But a birth certificate can be used together with other documents to confirm your identity.
And Not With a Picture of Your ID Either
You cannot fly with just a picture of your ID, as a picture is not considered to be an acceptable form of identification.
However, it can be useful to show the TSA to help prove your identity.
But an Expired License Might Be Okay
The TSA say that you can fly with an expired license under certain circumstances.
The TSA state that:
“If your driver’s license or state-issued ID expired on or after March 1, 2020, and you are unable to renew at your state driver’s license agency, you may still use it as acceptable identification at the checkpoint.
TSA will accept expired driver’s licenses or state-issued ID a year after expiration.”
You Might Still Be Able to Fly if You Don’t Have an Acceptable Form of ID
If you don’t have an acceptable form of ID, this doesn’t necessarily that you won’t be able to fly.
If you have other documents that can help prove your identity, you may in fact still be able to fly.
This is because the TSA has other ways of confirming your identity by checking in existing databases.
You can help aid this process by bringing as many of the following to the airport to confirm your identity:
- A credit card, a business card with your photo on it
- Mail or prescription medication with your name and address on the label
- Utility bills
- A library card
- Work security badges
- Voter registration
- Birth certificate
- Expired forms of other ID (if applicable)
- Photos of your ID
According to the TSA:
“A TSA officer may ask you to complete an identity verification process which includes collecting information such as your name, current address, and other personal information to confirm your identity.”
Make sure you get to the airport early due to the time this process will take.
You Need a Passport if Flying Internationally
If you are flying internationally, only a passport is an acceptable form of ID.

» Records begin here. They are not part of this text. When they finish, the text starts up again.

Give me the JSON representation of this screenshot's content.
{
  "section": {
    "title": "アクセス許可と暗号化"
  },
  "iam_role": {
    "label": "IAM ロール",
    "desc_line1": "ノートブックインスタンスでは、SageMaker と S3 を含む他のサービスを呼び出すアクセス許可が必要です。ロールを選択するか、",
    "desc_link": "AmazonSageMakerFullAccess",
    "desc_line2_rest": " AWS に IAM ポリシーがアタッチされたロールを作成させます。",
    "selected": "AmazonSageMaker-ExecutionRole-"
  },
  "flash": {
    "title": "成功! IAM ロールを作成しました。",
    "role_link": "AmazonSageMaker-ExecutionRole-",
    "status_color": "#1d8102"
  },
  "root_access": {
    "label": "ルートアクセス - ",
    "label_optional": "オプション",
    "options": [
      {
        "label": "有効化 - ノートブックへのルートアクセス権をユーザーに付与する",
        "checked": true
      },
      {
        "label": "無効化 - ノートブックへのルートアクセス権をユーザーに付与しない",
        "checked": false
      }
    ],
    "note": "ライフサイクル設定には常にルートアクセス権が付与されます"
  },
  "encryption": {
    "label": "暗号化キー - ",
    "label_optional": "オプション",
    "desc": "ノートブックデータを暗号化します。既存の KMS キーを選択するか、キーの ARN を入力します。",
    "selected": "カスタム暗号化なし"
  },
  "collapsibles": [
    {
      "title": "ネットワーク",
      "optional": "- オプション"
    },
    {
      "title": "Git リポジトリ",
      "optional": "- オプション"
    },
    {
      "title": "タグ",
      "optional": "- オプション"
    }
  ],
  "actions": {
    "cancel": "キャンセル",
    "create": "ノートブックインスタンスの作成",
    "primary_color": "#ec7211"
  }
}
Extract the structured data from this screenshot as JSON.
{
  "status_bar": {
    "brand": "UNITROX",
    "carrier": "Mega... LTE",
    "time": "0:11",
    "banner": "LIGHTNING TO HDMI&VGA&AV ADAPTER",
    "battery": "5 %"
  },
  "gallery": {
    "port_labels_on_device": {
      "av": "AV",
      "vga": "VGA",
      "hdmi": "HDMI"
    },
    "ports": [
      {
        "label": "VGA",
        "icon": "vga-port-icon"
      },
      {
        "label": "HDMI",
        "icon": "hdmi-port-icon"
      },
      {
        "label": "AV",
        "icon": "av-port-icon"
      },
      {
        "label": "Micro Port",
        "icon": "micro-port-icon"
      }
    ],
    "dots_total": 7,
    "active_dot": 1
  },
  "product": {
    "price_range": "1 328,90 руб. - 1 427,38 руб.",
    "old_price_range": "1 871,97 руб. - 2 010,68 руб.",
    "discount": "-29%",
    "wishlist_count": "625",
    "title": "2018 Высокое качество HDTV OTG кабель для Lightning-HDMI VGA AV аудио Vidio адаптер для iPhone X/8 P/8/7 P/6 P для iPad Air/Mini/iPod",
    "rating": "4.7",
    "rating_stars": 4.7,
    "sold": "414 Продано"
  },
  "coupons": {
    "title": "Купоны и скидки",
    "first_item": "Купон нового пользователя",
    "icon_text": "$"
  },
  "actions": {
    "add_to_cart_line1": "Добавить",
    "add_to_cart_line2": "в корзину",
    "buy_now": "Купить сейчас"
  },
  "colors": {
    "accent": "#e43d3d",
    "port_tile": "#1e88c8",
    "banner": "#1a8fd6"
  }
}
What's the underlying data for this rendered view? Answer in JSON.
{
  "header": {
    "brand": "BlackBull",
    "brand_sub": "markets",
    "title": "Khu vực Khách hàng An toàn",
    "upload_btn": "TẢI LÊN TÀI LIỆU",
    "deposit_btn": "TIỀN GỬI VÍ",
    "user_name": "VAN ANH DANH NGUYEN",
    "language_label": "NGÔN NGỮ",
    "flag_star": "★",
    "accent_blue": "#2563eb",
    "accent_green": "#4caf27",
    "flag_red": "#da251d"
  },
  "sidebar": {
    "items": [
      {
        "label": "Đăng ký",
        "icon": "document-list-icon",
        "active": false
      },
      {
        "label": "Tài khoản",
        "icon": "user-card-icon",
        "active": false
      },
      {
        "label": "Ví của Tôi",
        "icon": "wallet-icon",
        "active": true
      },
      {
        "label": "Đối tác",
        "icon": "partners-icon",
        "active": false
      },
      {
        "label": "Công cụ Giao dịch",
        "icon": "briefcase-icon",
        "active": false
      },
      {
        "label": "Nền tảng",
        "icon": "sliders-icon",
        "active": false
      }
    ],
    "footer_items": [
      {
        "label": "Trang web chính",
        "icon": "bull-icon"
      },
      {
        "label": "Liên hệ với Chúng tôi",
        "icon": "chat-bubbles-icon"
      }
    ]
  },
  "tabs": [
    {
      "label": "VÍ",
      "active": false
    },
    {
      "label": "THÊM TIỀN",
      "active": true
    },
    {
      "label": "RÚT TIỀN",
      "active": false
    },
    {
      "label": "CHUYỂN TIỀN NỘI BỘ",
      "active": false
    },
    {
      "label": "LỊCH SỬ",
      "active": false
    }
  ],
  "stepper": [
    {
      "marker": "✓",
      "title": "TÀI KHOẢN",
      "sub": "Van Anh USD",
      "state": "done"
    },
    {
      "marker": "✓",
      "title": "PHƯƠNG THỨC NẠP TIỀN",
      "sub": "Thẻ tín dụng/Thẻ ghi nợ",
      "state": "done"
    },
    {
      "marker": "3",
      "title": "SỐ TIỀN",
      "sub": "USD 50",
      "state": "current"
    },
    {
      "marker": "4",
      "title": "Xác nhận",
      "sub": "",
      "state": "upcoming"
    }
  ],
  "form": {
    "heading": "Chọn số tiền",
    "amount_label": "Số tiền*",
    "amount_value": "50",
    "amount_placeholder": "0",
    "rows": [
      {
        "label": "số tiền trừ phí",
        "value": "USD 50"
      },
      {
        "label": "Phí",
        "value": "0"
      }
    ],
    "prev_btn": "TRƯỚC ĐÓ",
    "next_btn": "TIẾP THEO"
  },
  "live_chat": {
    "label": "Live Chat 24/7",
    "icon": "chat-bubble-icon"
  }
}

Children also need a passport to fly internationally, regardless if they are accompanied by an adult who has a passport.
A visa may also be required depending on the country you are flying to.
Ella Dunham, a Freelance Travel Journalist and Marketing Manager, boasts an impressive career spanning eight years in the travel and tourism sectors.
Honored as one of "30 Under 30" by TTG Media (the world’s very first weekly travel trade newspaper), a "Tour Operator Travel Guru" and "Legend Award" winner, Ella is also a Fellow of the Institute of Travel, a Member of the Association of Women Travel Executives, has completed over 250 travel modules, and hosts travel-focused segments on national radio shows where she provides insights on travel regulations and destinations.
Ella has visited over 40 countries (with 10 more planned this year).